In this graph, Dalio gives more examples. So commodities emerging bond spreads, they work well in increasing growth and increasing inflation environments, inflation protected bonds for decreasing growth and long duration treasuries. Bond spreads, intermediate duration, treasuries and cash are more assets that Dalio gives examples of as uncorrelated revenue streams that you can use. You know, at this point, I’d recommend pausing the video insane. Which of these revenue streams is missing in your own portfolio that you may want to add in? Because if you do, it’s going to help reduce your risk, which is so important. As Dallier says, a lot of people think that the most important thing that you can do is find the best investments. That’s important, OK? But there is no great one big investments that can compete with something like this, the Holy Grail strategy, the Holy Grail. It’s the sweet spot between diversification and correlation.

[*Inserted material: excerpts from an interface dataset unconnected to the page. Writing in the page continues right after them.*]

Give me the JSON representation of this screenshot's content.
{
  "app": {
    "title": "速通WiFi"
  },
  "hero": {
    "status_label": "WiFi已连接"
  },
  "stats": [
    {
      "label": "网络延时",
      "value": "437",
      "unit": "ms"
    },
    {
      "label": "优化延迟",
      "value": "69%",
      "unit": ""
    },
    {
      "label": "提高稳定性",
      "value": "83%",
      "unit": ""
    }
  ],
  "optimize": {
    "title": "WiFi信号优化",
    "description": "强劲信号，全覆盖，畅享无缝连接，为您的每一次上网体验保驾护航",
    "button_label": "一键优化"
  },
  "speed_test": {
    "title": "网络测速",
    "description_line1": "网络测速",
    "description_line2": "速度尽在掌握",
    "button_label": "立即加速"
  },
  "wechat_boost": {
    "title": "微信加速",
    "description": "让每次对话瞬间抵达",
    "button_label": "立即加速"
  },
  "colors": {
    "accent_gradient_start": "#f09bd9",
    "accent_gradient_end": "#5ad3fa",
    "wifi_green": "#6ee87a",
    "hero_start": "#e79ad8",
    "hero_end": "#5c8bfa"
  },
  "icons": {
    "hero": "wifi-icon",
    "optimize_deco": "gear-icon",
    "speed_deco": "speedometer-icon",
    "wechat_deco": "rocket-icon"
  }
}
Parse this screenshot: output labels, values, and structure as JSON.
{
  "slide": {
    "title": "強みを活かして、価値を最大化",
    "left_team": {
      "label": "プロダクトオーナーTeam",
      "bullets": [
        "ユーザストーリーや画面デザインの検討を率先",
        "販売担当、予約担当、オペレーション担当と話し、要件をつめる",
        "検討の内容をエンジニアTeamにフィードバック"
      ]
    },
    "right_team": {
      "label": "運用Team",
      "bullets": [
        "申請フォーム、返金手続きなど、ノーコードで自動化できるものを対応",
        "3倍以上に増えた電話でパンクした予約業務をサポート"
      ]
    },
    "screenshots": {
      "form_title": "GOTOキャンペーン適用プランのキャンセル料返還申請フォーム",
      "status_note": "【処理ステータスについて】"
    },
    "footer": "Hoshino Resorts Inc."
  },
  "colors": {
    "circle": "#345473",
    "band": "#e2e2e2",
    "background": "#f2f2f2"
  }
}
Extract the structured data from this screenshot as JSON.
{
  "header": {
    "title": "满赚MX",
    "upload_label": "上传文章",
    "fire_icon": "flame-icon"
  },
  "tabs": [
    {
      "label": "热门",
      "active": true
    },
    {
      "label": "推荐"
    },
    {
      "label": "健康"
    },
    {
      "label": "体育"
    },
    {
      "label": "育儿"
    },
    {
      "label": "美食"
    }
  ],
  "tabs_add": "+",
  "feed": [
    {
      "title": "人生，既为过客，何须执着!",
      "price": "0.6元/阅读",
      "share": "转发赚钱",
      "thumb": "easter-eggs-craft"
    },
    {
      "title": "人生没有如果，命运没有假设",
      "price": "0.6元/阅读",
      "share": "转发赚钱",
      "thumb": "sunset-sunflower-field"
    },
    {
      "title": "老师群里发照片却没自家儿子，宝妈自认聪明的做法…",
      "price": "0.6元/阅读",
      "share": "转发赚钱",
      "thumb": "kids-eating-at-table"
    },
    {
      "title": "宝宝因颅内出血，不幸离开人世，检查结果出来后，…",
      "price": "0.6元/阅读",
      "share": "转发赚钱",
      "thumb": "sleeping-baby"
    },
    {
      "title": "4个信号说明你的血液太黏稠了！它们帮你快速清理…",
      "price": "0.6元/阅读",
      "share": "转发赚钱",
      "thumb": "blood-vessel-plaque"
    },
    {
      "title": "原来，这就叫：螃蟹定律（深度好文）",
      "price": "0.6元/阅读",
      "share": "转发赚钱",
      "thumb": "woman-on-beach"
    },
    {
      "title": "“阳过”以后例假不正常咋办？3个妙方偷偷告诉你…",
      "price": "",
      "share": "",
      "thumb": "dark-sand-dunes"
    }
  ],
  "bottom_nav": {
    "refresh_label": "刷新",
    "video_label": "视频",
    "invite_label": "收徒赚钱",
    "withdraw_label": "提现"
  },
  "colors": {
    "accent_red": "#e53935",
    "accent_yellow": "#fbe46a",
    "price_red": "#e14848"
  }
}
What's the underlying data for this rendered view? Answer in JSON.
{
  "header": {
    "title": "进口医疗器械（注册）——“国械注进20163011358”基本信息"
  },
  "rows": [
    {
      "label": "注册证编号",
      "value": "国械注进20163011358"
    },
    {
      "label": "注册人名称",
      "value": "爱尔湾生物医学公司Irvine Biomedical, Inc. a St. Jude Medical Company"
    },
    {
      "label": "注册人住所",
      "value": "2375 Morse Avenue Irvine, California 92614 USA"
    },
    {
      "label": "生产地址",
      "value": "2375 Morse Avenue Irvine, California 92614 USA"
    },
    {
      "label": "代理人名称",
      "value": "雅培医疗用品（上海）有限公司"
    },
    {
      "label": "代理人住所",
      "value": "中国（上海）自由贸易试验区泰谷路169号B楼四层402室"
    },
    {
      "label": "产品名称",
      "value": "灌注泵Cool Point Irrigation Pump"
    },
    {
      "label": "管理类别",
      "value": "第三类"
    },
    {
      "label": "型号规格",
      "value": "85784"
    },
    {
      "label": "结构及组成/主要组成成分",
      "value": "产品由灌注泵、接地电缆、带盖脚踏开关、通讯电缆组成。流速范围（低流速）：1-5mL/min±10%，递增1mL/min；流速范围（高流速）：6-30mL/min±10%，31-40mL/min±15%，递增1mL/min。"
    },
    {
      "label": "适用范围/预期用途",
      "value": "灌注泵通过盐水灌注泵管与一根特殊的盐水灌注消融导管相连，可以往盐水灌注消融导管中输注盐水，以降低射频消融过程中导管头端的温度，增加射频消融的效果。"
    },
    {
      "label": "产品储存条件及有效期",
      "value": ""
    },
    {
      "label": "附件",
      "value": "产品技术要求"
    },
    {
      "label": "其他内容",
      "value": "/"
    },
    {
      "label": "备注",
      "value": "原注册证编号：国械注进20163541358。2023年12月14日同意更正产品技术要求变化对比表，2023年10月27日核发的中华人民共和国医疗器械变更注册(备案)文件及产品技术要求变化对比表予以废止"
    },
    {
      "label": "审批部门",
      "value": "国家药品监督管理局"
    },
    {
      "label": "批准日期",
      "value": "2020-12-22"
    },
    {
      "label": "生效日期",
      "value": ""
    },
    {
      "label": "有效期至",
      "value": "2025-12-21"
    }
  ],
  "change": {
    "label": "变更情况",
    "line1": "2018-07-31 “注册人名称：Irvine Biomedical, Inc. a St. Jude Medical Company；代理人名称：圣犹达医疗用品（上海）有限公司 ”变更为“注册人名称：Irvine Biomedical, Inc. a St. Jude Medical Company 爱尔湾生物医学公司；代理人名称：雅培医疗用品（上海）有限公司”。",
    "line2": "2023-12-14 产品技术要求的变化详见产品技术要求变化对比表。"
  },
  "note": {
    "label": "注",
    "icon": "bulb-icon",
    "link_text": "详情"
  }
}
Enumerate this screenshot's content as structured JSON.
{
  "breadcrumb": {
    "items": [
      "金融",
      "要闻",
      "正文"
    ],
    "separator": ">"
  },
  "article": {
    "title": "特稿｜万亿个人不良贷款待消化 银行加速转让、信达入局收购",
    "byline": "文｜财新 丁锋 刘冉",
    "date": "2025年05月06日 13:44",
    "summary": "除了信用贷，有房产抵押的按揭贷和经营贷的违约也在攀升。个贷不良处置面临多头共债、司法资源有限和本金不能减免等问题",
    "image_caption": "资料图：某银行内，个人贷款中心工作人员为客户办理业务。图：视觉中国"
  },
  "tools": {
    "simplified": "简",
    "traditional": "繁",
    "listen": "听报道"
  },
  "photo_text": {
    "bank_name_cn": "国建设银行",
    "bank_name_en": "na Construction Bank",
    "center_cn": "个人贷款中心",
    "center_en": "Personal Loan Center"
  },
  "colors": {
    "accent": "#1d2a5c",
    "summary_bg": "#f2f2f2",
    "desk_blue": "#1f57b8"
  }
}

You don’t need to own hundreds of different stocks to be well diversified. According to statistics and the data, 15 to 20 uncorrelated revenue streams is all you need. As Dalio says, it’s the surest way of having a lot of upside without being exposed to unacceptable downside.